I was also specializing in family law on my own, drafting egalitarian pre-nuptial agreements. I was by then speaking about women's rights at many platforms, including the California bar. I was invited to offer courses on Women and the Law at UCLA, and later to initiate its Women's Studies program-the latter ending in a disastrous (but unfortunately all too common) attack on me by "sisters" who, disagreed with my mainstreaming approach, and took over the program.
This was a difficult time for me. I was exhausted and discouraged. I was still practicing law, lecturing on women's rights, traveling, trying to raise my children, working to make a living. After the sudden death of both my parents, I became very ill. And it was then I began to reflect on what I wanted to do with my life.
So I gave up my law practice and began writing. My first book was Dissolution, No-Fault Divorce, and the Future of Women.** It predicted what later became known as the "feminization of poverty. My second**was the only mass paperback on the proposed Equal Rights Amendment: The Equal Rights Handbook: What ERA Means for Your Life, Your Rights, and Your Future. But it came too late to expose the lies about this simple Amendment, and when ERA failed to obtain the needed number of ratifying states, I realized that as important as it is to change laws, we have to change the underlying culture that condones injustice.
Thus began my return to a question that had begun in my childhood: Is insensitivity, injustice, and violence human nature, or are there alternatives, and if so, what are they?

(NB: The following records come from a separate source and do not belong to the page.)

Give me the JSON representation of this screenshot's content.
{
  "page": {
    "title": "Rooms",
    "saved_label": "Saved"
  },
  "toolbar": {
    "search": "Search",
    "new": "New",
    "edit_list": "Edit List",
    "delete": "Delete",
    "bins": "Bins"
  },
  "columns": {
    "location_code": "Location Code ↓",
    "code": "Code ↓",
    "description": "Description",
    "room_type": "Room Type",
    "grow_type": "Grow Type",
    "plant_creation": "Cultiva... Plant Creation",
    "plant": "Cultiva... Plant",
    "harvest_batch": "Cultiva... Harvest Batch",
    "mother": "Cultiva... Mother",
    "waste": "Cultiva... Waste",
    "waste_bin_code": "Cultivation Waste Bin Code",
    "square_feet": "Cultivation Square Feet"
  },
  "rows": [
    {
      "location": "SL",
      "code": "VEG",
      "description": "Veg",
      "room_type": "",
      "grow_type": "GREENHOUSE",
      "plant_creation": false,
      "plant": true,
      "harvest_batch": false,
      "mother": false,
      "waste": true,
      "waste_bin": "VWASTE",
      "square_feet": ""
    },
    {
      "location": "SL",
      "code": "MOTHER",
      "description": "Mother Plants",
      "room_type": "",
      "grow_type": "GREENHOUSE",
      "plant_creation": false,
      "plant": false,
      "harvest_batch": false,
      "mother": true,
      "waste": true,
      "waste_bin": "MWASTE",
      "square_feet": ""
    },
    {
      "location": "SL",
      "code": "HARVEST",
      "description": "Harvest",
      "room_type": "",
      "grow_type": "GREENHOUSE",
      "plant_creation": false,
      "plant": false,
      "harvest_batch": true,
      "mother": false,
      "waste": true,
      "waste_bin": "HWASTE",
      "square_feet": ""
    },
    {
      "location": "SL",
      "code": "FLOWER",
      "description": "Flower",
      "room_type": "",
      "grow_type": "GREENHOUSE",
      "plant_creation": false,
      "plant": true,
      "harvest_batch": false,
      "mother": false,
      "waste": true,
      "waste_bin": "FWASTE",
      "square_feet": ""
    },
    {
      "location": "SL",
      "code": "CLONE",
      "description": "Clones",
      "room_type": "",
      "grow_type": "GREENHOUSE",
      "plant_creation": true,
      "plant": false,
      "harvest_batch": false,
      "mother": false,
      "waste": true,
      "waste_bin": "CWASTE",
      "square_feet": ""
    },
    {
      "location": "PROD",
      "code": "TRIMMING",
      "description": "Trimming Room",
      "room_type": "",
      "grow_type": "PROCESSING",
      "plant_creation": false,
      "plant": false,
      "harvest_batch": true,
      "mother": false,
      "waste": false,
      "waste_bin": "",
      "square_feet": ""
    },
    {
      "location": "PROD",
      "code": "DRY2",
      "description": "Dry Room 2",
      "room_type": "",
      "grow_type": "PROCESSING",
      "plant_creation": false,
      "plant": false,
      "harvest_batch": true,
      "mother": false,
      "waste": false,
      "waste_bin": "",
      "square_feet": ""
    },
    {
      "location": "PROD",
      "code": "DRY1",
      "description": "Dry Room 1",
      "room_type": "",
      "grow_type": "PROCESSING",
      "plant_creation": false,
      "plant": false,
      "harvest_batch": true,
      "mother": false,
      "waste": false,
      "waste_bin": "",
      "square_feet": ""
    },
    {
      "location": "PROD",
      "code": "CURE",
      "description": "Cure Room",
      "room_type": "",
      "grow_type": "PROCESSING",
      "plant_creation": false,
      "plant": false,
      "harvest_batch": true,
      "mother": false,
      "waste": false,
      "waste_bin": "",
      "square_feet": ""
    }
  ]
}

It was this question that eventually led to my multidisciplinary cross-cultural study of society.
The first book out of that research was The
Chalice and the Blade: Our History, Our Future. It introduced two new
social categories: the partnership system and the domination system. It showed how conventional categories such
as right or left, religious or secular, capitalist or socialist fail to show the importance of how society structures
gender roles and relations. It also proposed that evidence indicates the status of women was higher in the earliest
centers of civilization, which oriented more to the partnership side, until during a period of great disequilibrium
there was a shift toward the domination side, a theory since supported by others.
This is a recurring theme in my writings as well
as my social activism. For example, I introduced a new model for human rights that fully integrates the rights
of women - starting in 1987 with the first article in The Human Rights Quarterly on what has since become known
as "women's rights as human rights." My work to expand the scope of human rights theory and action continues
most recently with a chapter for a Cambridge University Press book that urged the inclusion of horrendous, widespread,
often legally condoned, discrimination and violence against women and children. I also helped organize international
Besides my organizational and educational work
as president of CPS, I teach Partnership Studies at the California Institute for Integral Studies graduate program
on Transformative Leadership. I also continue my research and writing, as well as speaking nationally and internationally,
including recently at the United Nations GENERAL ASSEMBLY in New York. David Loye and Riane Eisler in
David Loye and Riane Eisler in 2008